Report how many lines in the data below hold the string "icon". Nothing else should appear in the answer.

[[ Task input, beginning ]]

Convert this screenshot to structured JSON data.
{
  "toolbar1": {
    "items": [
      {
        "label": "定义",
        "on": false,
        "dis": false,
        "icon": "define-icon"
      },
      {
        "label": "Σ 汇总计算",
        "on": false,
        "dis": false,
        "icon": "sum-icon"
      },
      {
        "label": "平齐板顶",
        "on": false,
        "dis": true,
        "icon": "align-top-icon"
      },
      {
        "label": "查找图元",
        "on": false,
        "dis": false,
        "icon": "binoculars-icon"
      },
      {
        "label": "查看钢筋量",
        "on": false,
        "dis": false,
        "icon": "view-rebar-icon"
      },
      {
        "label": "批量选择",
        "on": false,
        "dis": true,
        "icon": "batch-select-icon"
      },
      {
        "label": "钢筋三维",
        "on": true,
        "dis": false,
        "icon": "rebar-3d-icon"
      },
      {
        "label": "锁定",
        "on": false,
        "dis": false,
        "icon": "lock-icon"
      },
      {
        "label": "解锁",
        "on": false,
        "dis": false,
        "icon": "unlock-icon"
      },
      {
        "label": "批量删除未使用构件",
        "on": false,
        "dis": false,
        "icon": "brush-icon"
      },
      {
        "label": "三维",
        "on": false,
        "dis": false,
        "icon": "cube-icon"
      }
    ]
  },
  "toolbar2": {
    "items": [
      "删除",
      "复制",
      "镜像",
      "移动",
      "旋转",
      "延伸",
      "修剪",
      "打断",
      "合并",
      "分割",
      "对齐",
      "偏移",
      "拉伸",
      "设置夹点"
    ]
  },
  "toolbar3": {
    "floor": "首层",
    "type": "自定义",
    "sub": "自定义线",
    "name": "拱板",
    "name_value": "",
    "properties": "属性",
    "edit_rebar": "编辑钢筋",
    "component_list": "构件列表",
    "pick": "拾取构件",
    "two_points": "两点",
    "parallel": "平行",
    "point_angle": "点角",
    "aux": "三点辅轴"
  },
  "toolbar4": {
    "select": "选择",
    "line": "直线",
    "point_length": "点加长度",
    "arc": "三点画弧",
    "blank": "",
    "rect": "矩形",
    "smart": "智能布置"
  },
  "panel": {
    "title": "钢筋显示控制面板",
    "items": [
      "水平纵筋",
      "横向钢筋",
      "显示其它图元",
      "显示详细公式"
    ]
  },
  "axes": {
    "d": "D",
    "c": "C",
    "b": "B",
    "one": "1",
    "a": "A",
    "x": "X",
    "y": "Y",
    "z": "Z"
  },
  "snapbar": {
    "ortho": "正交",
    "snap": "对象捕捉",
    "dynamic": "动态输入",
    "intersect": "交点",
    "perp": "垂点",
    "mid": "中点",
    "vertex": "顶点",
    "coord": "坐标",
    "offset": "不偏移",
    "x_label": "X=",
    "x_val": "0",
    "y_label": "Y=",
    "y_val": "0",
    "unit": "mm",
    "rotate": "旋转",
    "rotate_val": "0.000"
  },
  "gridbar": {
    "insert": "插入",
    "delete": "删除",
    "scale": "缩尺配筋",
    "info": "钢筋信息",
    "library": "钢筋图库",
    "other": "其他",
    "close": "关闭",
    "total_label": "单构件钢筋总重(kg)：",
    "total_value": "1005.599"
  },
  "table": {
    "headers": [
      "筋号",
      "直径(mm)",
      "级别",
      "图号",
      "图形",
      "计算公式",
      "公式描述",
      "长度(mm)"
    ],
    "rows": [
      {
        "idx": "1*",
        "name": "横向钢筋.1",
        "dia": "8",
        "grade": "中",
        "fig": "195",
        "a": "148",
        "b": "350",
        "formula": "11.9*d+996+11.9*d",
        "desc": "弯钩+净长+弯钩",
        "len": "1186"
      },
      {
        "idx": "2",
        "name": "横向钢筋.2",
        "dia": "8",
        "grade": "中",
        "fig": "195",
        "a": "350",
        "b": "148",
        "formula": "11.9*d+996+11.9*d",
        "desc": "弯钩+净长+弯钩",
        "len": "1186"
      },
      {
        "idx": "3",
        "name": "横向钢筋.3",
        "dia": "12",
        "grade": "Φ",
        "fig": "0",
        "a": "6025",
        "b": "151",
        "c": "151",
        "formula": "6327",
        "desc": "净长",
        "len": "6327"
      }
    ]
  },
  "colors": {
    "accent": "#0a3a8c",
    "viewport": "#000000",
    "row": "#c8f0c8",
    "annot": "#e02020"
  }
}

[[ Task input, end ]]

▸ Result for this exercise
11